    {
      input_counter++;
      
    }
    
  }
}
#Some of the Python Code, I didn't put all as it's a lot

# Standard imports
import cv2
import numpy as np;
import cv2.aruco as aruco
import math
import serial
import time
from time import sleep

# Read image


cam = cv2.VideoCapture(0)
font = cv2.FONT_HERSHEY_COMPLEX
out = cv2.VideoWriter('c:\\outpy.avi', cv2.VideoWriter_fourcc('M', 'J', 'P', 'G'), 10, (640, 480))

cam.set(cv2.CAP_PROP_FRAME_WIDTH, 640)
cam.set(cv2.CAP_PROP_FRAME_HEIGHT, 480)
cam.set(cv2.CAP_PROP_FPS, 1)

cv2.namedWindow("TEST", cv2.WINDOW_AUTOSIZE)
cv2.namedWindow("TEST2", cv2.WINDOW_AUTOSIZE)
cv2.startWindowThread()


ser = serial.Serial('COM3', 115200, timeout=1) # Establish the connection on a specific port
ser.set_buffer_size(rx_size = 2147483647 , tx_size = 2147483647 )
time.sleep(1)

found1 = 0
found2 = 0

while (1):
    ret, frame = cam.read()
    if not ret:
        break
# Setting up detector would go before the Detection below
    for i in range(0, len(Grkeypoints)):
        GRx = Grkeypoints[i].pt[0]  # i is the index of the blob you want to get the position
        GRy = Grkeypoints[i].pt[1]
        GRarea = Grkeypoints[i].size
        GRxy = np.array((GRx, GRy))
        GRxy = np.array((GRx, GRy))
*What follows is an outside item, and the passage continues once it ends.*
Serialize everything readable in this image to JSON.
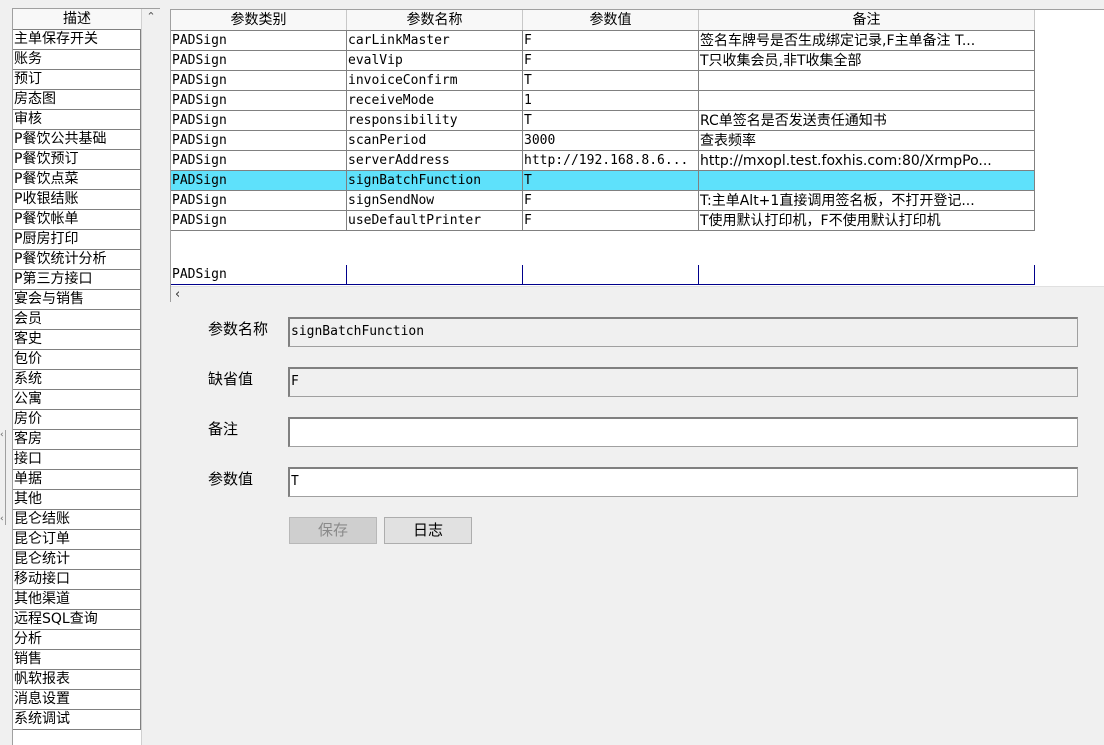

        # First Big Lego found coordinates________________________________________________Important
        if (i == 0 and GRarea > 45 and GRarea < 100) and counts <= 50:
            FirstLegox = Grkeypoints[i].pt[0]
            FirstLegoy = Grkeypoints[i].pt[1]
            FirstLegoxy = (FirstLegox,FirstLegoy)
            found1 = 1

            # Send x and y Coordinates of first block to Arduino 
            ser.write("{:.2f}x\n".format(FirstLegox).encode()) 
            ser.write("{:.2f}y\n".format(FirstLegoy).encode())
            print(ser.readline().strip())
           
        # Second Big Lego Found Coordinates_________________________________________
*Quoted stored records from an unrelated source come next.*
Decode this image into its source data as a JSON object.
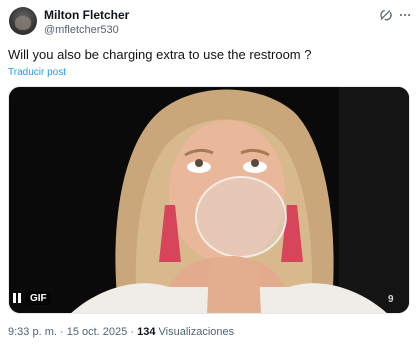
{
  "author": {
    "name": "Milton Fletcher",
    "handle": "@mfletcher530"
  },
  "post": {
    "text": "Will you also be charging extra to use the restroom ?",
    "translate_label": "Traducir post"
  },
  "media": {
    "badge": "GIF",
    "channel_logo": "9",
    "controls": [
      "pause-icon"
    ]
  },
  "meta": {
    "time": "9:33 p. m.",
    "separator": "·",
    "date": "15 oct. 2025",
    "views_count": "134",
    "views_label": "Visualizaciones"
  },
  "icons": [
    "grok-icon",
    "more-icon"
  ],
  "colors": {
    "link": "#1d9bf0",
    "secondary_text": "#536471",
    "primary_text": "#0f1419"
  }
}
            if (i == 1 and GRarea > 45 and GRarea < 100 and countA <= 50):
                SecondLegox = Grkeypoints[1].pt[0]
                SecondLegoy = Grkeypoints[1].pt[1]
                SecondLegoxy = (SecondLegox, SecondLegoy)
                found2 = 1
                 # Send x and y Coordinates of Second block to Arduino 
                ser.write("{:.2f}q\n".format(SecondLegox).encode())
                ser.write("{:.2f}w\n".format(SecondLegoy).encode())
                print(ser.readline().strip())

 
                #print("First x: ", FirstLegox, " : Second X: ", SecondLegox)
                #print("First Y: ", FirstLegoy, " : Second Y: ", SecondLegoy)


        cv2.putText(im_with_Grkeypoints, str(int(GRx)), (int(GRx), int(GRy)), font, 1, (0, 0, 0))
        cv2.putText(im_with_Grkeypoints, str(int(GRy)), (int(GRx), int(GRy + 30)), font, 1, (0, 0, 0))
        cv2.putText(im_with_Grkeypoints, str(int(GRarea)), (int(GRx), int(GRy + 60)), font, 1, (0, 0, 0))
    # frame = cv2.bitwise_and(frame, im_with_keypoints, mask=mask)
    # cv2.imshow('frame', frame)
    # cv2.imshow('canvas',canvas)
    cv2.imshow('reversemask', reversemask)
    cv2.imshow('blur', blur)
    cv2.imshow('result', result)
    cv2.imshow('Green Keypoints', im_with_Grkeypoints)

Can you connect the OpenCV device to a different device than the Arduino, to verify and possibly examine the output from it, and to see if it freezes? For example, a PC running a serial terminal emulator.

You should not have any delay()s in code that is receiving serial input

Have a look at the examples in Serial Input Basics - simple reliable non-blocking ways to receive data. There is also a parse example to illustrate how to extract numbers from the received text.

The technique in the 3rd example will be the most reliable. It is what I use for Arduino to Arduino and Arduino to PC communication.

You can send data in a compatible format with code like this (or the equivalent in any other programming language)

Serial.print('<'); // start marker
Serial.print(value1);
Serial.print(','); // comma separator
Serial.print(value2);
Serial.println('>'); // end marker

This Simple Python - Arduino demo uses similar code.

Have a look at how millis() is used to manage timing without blocking in Several Things at a Time.

And see Using millis() for timing. A beginners guide if you need more explanation.

If you can avoid using float values on your Arduino then do so as floating point maths is slow. Do the hard calculations in Python.

...R